If you have been diagnosed with schizophrenia, the best thing you can do is to take an active role in managing your illness. Learn the warning signs of a relapse, and have a plan of action to deal with those symptoms. The sooner you respond, the less time you will spend recovering. You can also learn coping skills to deal with the worst and most persistent symptoms.
Often drug abuse and schizophrenia go hand in hand. If you have been abusing drugs and alcohol, there are many places that will offer treatment for your drug addiction and the mental illness. You will get better results if you address the two problems together and find treatment for the two problems at the same time.
How Families Can Help

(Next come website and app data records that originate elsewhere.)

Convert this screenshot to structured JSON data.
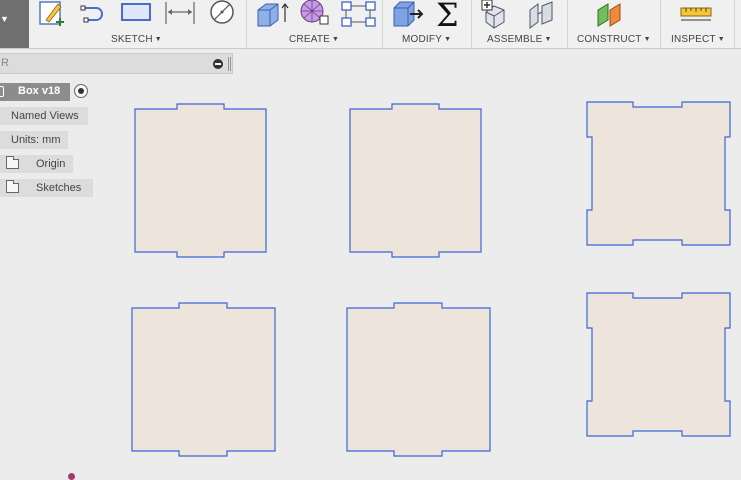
{
  "toolbar": {
    "groups": [
      {
        "label": "SKETCH"
      },
      {
        "label": "CREATE"
      },
      {
        "label": "MODIFY"
      },
      {
        "label": "ASSEMBLE"
      },
      {
        "label": "CONSTRUCT"
      },
      {
        "label": "INSPECT"
      }
    ],
    "icons": {
      "sketch": [
        "create-sketch-icon",
        "spline-icon",
        "rectangle-icon",
        "dimension-icon",
        "circle-icon"
      ],
      "create": [
        "extrude-icon",
        "form-icon",
        "pattern-icon"
      ],
      "modify": [
        "press-pull-icon",
        "parameters-icon"
      ],
      "assemble": [
        "new-component-icon",
        "joint-icon"
      ],
      "construct": [
        "offset-plane-icon"
      ],
      "inspect": [
        "measure-icon"
      ]
    },
    "accent_color": "#3b66d6"
  },
  "browser": {
    "search_placeholder": "R",
    "root": {
      "label": "Box v18"
    },
    "items": [
      {
        "label": "Named Views"
      },
      {
        "label": "Units: mm"
      },
      {
        "label": "Origin"
      },
      {
        "label": "Sketches"
      }
    ]
  },
  "canvas": {
    "background": "#ececec",
    "piece_fill": "#ede5dc",
    "piece_outline": "#3b66d6"
  }
}
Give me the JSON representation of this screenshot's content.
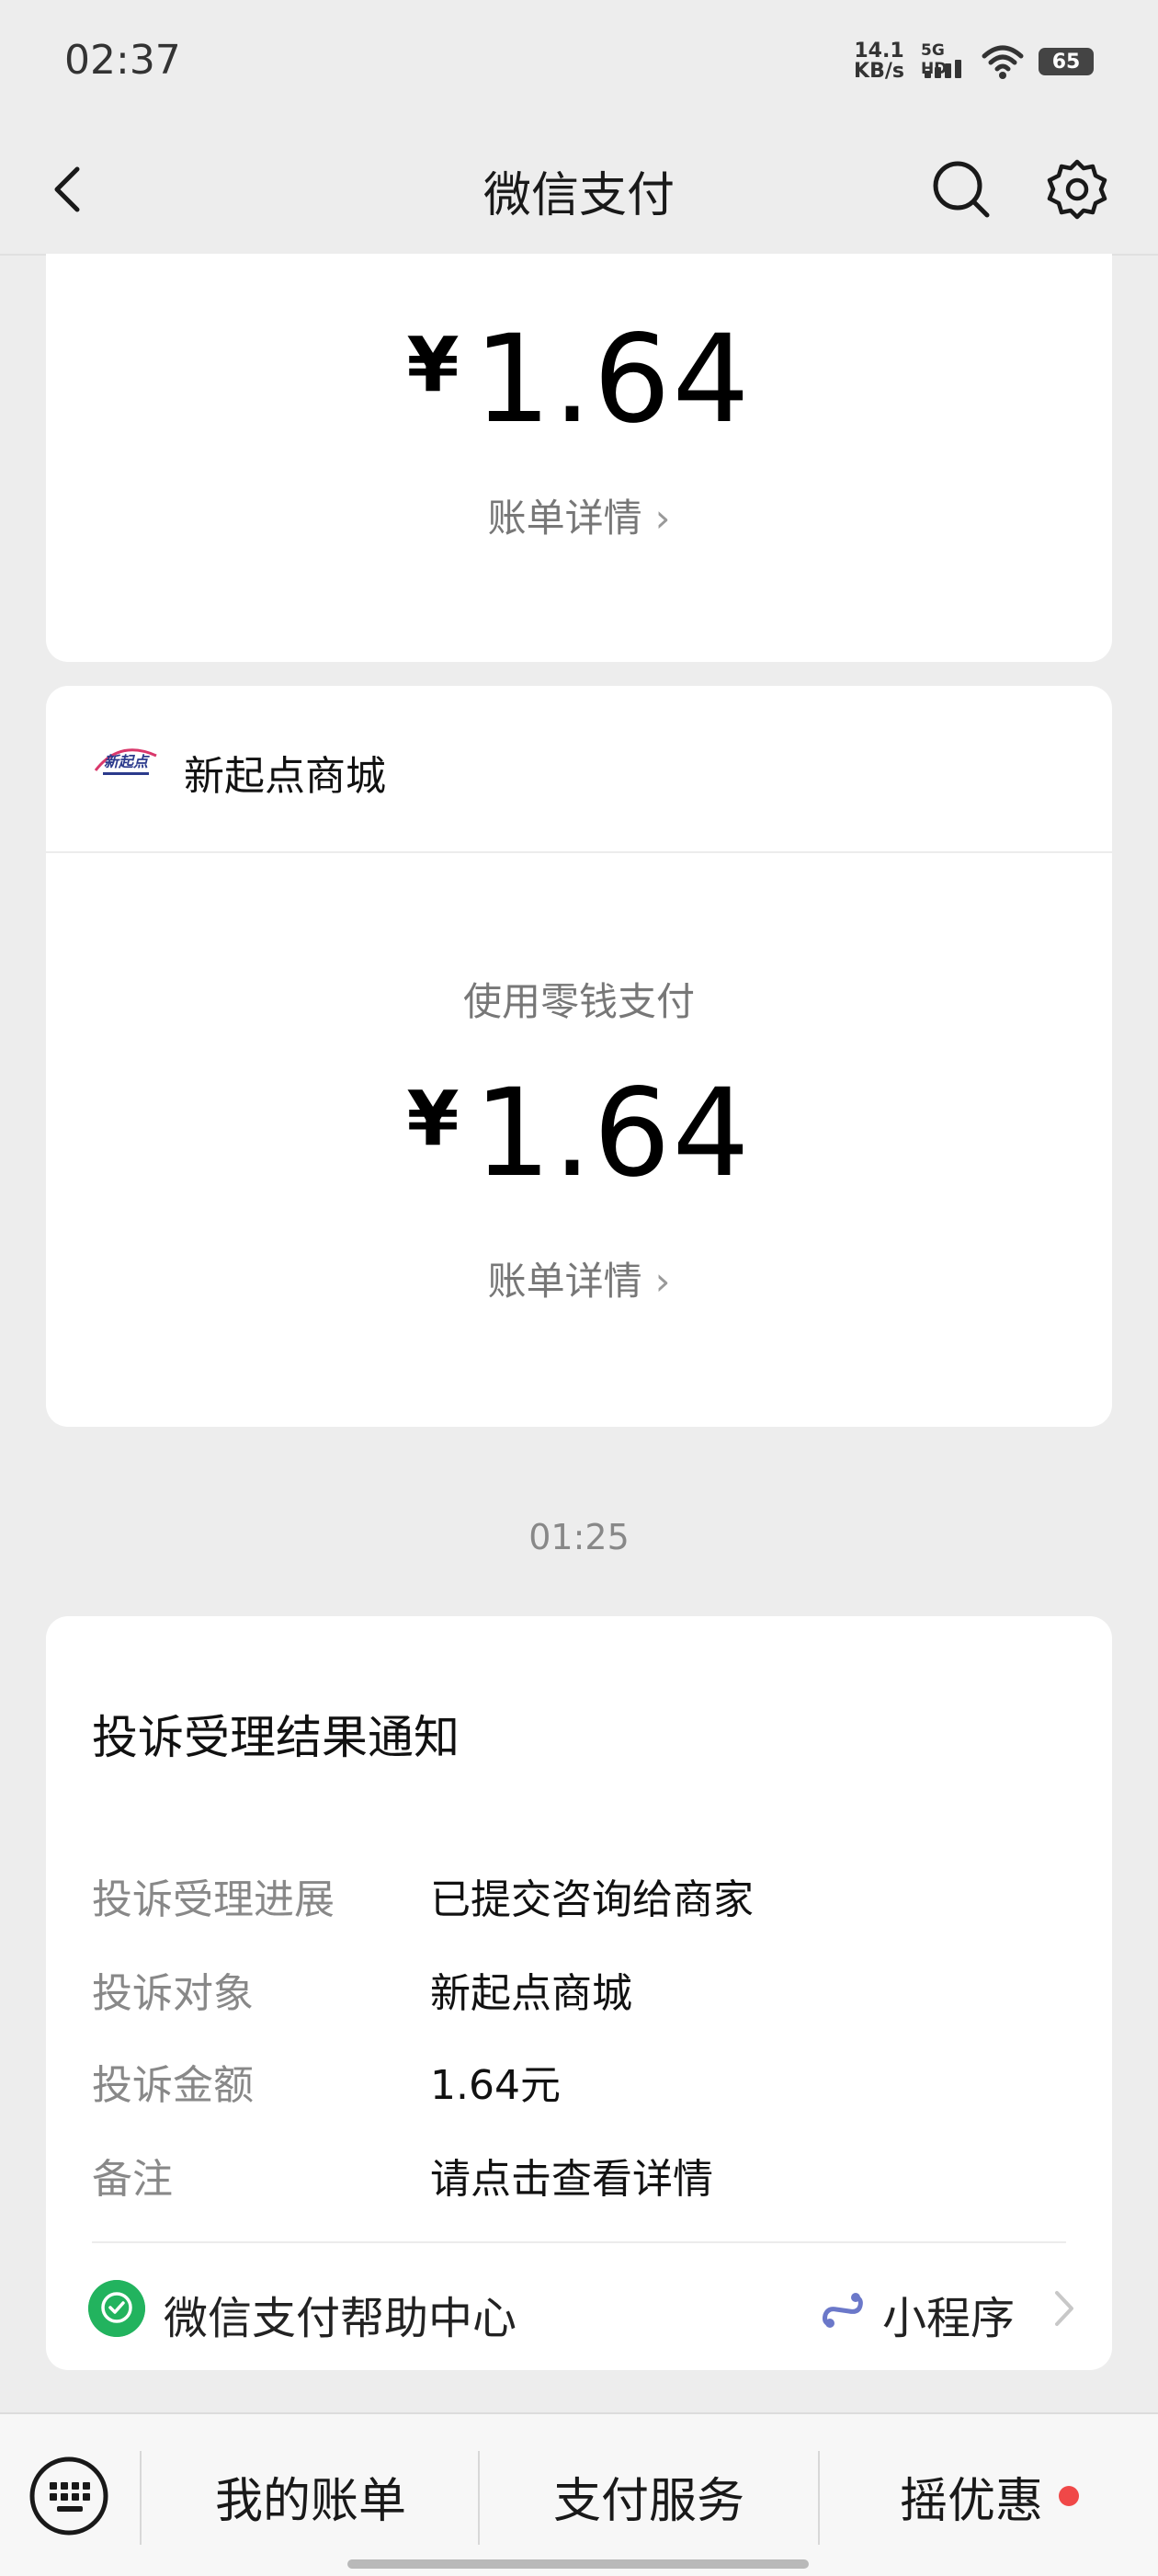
{
  "status": {
    "time": "02:37",
    "net_speed_value": "14.1",
    "net_speed_unit": "KB/s",
    "signal_label": "5G HD",
    "battery": "65"
  },
  "nav": {
    "title": "微信支付",
    "back_icon": "chevron-left-icon",
    "search_icon": "search-icon",
    "settings_icon": "gear-icon"
  },
  "payment_top": {
    "currency": "¥",
    "amount": "1.64",
    "bill_link": "账单详情"
  },
  "payment_card": {
    "merchant": "新起点商城",
    "logo_text": "新起点",
    "pay_method": "使用零钱支付",
    "currency": "¥",
    "amount": "1.64",
    "bill_link": "账单详情"
  },
  "timestamp": "01:25",
  "complaint": {
    "title": "投诉受理结果通知",
    "rows": [
      {
        "key": "投诉受理进展",
        "value": "已提交咨询给商家"
      },
      {
        "key": "投诉对象",
        "value": "新起点商城"
      },
      {
        "key": "投诉金额",
        "value": "1.64元"
      },
      {
        "key": "备注",
        "value": "请点击查看详情"
      }
    ],
    "help_center": "微信支付帮助中心",
    "mini_program": "小程序"
  },
  "bottom_bar": {
    "keyboard_icon": "keyboard-icon",
    "items": [
      "我的账单",
      "支付服务",
      "摇优惠"
    ]
  },
  "colors": {
    "background": "#ededed",
    "card": "#ffffff",
    "brand_green": "#22b35e",
    "badge_red": "#f04848"
  }
}
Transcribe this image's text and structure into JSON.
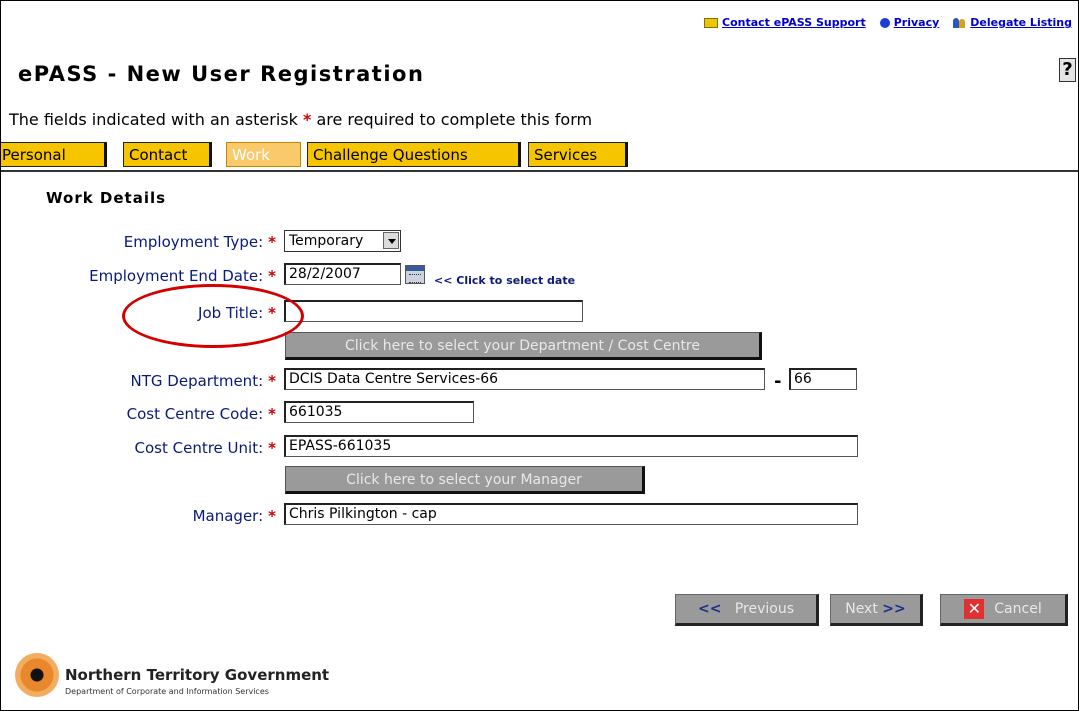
{
  "top_links": [
    {
      "icon": "mail-icon",
      "label": "Contact ePASS Support"
    },
    {
      "icon": "privacy-icon",
      "label": "Privacy"
    },
    {
      "icon": "delegate-icon",
      "label": "Delegate Listing"
    }
  ],
  "page_title": "ePASS - New User Registration",
  "help_label": "?",
  "instructions": {
    "before": "The fields indicated with an asterisk",
    "asterisk": "*",
    "after": "are required to complete this form"
  },
  "tabs": [
    {
      "label": "Personal",
      "active": false
    },
    {
      "label": "Contact",
      "active": false
    },
    {
      "label": "Work",
      "active": true
    },
    {
      "label": "Challenge Questions",
      "active": false
    },
    {
      "label": "Services",
      "active": false
    }
  ],
  "section_title": "Work Details",
  "form": {
    "employment_type": {
      "label": "Employment Type:",
      "value": "Temporary"
    },
    "employment_end_date": {
      "label": "Employment End Date:",
      "value": "28/2/2007",
      "hint": "<< Click to select date"
    },
    "job_title": {
      "label": "Job Title:",
      "value": ""
    },
    "select_department_button": "Click here to select your Department / Cost Centre",
    "ntg_department": {
      "label": "NTG Department:",
      "value": "DCIS Data Centre Services-66",
      "separator": "-",
      "code": "66"
    },
    "cost_centre_code": {
      "label": "Cost Centre Code:",
      "value": "661035"
    },
    "cost_centre_unit": {
      "label": "Cost Centre Unit:",
      "value": "EPASS-661035"
    },
    "select_manager_button": "Click here to select your Manager",
    "manager": {
      "label": "Manager:",
      "value": "Chris Pilkington - cap"
    },
    "required_marker": "*"
  },
  "nav": {
    "previous": {
      "arrow": "<<",
      "label": "Previous"
    },
    "next": {
      "arrow": ">>",
      "label": "Next"
    },
    "cancel": {
      "label": "Cancel"
    }
  },
  "footer": {
    "org_name": "Northern Territory Government",
    "dept_name": "Department of Corporate and Information Services"
  },
  "colors": {
    "tab_bg": "#f7c500",
    "required": "#d10000",
    "label": "#0a1a7a",
    "highlight_circle": "#d40000"
  }
}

Usually an individual who has been released from treatment for schizophrenia will be released into the hands of family members. If you are caring for a family member with the illness, it is important to know how to handle the illness. A physician may ask family members to talk to a therapist, who will teach family members coping strategies. Family members may also learn how to make sure a loved one knows how to stay on the medication and continue with treatment. Families should have all contact numbers and know where to take the individual for outpatient services and family services.
Self-help groups are available for both individuals with schizophrenia and their families. Your physician can usually point you to the best self-help groups in your area. It often helps to know there are others who are going through the same or similar circumstance. Knowing there are others with the same illness can help make you feel less isolated. You can ask questions and learn what works best for them, and you can even learn new methods to cope with schizophrenia.
For more on the topic of Living with Schizophrenia, we’ve included the following expert consensus documents as reference materials:
- USA – An easy-to-read booklet on Schizophrenia
- WomensHealth – More information on schizophrenia
- BetterHealth – general information about Schizophrenia
- HealthInSite – references on Schizophrenia
- NIMH – rethinking Schizophrenia